Which lines of the data below hold "your"? Copy each of them.

Interface dataset entries
════════════════
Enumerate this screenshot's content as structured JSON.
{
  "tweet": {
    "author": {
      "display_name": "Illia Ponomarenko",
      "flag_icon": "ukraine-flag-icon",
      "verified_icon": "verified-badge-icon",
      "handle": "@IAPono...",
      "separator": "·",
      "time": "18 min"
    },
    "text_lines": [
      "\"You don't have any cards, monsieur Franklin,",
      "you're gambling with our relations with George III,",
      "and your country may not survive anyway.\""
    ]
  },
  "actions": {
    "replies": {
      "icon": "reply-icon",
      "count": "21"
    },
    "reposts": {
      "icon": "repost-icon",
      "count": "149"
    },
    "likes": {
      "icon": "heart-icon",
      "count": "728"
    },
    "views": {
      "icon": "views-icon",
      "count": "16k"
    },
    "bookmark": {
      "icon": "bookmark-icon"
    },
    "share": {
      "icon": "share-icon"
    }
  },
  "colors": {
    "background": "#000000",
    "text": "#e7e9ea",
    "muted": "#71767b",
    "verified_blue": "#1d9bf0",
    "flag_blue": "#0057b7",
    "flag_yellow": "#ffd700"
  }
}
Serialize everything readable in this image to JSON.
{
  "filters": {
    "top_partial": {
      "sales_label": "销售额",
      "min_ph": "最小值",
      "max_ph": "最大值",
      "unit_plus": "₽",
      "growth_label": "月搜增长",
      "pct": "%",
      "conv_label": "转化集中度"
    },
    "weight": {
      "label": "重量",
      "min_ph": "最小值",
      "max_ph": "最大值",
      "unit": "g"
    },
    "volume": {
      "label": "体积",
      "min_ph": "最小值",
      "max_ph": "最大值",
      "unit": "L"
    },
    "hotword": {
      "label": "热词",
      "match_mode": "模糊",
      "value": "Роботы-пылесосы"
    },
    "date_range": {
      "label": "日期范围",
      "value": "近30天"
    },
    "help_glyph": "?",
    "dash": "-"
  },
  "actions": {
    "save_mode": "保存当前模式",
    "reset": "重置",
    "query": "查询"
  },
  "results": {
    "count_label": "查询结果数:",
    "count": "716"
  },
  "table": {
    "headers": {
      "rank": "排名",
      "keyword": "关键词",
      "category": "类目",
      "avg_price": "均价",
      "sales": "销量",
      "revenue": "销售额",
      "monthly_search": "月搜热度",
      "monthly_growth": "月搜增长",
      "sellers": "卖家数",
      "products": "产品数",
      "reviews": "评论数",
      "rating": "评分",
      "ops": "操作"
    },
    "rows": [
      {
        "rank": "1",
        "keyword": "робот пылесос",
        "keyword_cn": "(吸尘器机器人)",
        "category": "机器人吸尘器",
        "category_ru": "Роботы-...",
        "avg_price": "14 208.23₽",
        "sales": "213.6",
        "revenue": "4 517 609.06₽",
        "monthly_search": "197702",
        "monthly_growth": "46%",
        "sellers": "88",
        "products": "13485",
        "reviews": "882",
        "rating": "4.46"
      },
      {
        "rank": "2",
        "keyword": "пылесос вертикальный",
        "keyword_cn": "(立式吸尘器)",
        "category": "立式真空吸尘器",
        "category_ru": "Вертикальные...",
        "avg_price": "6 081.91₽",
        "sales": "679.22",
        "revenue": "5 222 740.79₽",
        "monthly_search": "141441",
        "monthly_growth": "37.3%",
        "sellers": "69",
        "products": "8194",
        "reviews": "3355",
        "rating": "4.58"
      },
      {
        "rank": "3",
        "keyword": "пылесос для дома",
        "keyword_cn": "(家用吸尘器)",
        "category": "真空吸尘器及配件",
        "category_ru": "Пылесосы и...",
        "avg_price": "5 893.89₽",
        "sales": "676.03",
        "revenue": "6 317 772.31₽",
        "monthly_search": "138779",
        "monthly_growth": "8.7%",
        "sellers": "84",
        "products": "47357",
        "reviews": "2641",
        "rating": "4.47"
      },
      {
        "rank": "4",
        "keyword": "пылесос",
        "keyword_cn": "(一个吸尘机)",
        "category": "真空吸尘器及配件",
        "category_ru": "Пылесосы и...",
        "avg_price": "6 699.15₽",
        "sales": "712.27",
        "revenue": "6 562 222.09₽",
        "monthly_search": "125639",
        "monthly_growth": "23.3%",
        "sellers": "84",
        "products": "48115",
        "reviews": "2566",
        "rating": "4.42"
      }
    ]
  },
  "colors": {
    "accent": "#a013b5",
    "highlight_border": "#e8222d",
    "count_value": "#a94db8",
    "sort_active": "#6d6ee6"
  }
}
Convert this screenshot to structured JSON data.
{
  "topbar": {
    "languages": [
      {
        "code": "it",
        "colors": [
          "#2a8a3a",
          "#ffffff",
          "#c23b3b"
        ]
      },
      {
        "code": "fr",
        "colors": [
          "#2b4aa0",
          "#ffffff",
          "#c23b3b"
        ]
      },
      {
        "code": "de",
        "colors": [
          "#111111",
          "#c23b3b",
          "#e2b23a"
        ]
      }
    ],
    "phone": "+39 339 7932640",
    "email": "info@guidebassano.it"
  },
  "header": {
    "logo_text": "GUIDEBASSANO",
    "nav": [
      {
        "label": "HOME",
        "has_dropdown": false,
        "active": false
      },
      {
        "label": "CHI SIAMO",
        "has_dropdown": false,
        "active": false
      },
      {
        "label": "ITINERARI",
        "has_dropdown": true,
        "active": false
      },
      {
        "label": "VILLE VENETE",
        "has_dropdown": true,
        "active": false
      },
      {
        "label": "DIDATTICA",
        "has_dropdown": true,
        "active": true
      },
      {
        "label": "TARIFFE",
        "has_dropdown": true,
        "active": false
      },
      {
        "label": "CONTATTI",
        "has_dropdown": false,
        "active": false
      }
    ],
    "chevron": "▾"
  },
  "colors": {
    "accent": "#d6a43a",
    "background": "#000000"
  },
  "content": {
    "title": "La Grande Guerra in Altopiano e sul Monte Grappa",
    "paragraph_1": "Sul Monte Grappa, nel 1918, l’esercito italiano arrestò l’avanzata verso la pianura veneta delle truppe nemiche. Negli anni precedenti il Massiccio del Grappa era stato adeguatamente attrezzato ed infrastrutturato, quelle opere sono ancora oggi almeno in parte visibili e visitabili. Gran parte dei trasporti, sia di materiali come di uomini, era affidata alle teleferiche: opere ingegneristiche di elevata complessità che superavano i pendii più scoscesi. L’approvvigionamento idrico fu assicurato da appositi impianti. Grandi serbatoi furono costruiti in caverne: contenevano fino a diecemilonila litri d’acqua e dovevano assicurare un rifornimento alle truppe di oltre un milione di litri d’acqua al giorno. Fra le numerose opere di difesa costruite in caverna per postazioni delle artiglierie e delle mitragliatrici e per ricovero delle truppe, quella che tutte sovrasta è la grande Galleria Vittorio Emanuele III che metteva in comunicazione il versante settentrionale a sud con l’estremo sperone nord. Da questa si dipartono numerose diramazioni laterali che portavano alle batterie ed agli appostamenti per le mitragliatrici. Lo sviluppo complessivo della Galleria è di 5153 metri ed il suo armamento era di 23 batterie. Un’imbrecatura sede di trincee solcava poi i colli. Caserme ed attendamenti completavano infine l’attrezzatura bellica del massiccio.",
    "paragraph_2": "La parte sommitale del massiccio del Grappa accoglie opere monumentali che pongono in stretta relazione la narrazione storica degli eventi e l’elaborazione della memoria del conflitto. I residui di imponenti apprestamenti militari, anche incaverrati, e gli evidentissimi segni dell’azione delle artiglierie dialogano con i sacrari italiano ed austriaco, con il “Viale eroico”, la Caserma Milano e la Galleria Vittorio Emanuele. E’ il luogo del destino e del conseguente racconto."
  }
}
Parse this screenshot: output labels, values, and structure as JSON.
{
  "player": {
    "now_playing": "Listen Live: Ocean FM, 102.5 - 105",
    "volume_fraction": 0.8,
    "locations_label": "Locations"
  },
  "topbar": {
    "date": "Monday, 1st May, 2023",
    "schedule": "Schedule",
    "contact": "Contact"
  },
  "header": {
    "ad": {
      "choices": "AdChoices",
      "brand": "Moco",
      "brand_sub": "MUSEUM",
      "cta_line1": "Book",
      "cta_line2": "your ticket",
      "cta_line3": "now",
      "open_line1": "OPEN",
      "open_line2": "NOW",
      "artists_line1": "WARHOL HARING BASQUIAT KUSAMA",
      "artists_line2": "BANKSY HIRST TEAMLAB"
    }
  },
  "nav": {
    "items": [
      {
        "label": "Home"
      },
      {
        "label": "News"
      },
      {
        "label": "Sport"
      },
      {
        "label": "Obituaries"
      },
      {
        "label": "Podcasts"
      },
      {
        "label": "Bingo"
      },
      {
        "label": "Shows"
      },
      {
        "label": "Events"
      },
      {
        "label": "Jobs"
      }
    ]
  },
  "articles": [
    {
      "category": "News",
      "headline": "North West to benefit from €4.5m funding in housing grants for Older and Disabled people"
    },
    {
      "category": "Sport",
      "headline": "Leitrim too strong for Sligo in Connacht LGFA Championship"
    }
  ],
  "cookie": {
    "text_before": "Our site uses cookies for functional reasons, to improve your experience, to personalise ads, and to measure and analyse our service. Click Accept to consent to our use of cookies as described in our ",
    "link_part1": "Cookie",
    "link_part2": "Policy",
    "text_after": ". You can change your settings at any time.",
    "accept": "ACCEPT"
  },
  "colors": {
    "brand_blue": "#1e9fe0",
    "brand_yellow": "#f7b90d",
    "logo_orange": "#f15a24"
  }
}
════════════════
> Answer to this task
      "and your country may not survive anyway.\""
      "cta_line2": "your ticket",
    "text_before": "Our site uses cookies for functional reasons, to improve your experience, to personalise ads, and to measure and analyse our service. Click Accept to consent to our use of cookies as described in our ",
    "text_after": ". You can change your settings at any time.",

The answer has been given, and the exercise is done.